DATA SHOWN -
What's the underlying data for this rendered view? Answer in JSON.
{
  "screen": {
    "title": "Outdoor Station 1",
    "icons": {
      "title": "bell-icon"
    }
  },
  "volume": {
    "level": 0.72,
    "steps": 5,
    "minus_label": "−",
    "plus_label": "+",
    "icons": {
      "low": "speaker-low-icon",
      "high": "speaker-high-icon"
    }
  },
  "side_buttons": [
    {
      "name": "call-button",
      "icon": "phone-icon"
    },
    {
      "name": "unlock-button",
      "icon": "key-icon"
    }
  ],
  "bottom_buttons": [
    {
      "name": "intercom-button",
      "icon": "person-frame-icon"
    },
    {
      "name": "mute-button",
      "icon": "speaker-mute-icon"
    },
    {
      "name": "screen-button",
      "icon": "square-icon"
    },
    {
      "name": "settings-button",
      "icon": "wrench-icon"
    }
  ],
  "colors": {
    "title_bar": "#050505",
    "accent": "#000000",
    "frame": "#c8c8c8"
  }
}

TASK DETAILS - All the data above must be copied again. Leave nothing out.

ANSWER TO THE EXERCISE -
What's the underlying data for this rendered view? Answer in JSON.
{
  "screen": {
    "title": "Outdoor Station 1",
    "icons": {
      "title": "bell-icon"
    }
  },
  "volume": {
    "level": 0.72,
    "steps": 5,
    "minus_label": "−",
    "plus_label": "+",
    "icons": {
      "low": "speaker-low-icon",
      "high": "speaker-high-icon"
    }
  },
  "side_buttons": [
    {
      "name": "call-button",
      "icon": "phone-icon"
    },
    {
      "name": "unlock-button",
      "icon": "key-icon"
    }
  ],
  "bottom_buttons": [
    {
      "name": "intercom-button",
      "icon": "person-frame-icon"
    },
    {
      "name": "mute-button",
      "icon": "speaker-mute-icon"
    },
    {
      "name": "screen-button",
      "icon": "square-icon"
    },
    {
      "name": "settings-button",
      "icon": "wrench-icon"
    }
  ],
  "colors": {
    "title_bar": "#050505",
    "accent": "#000000",
    "frame": "#c8c8c8"
  }
}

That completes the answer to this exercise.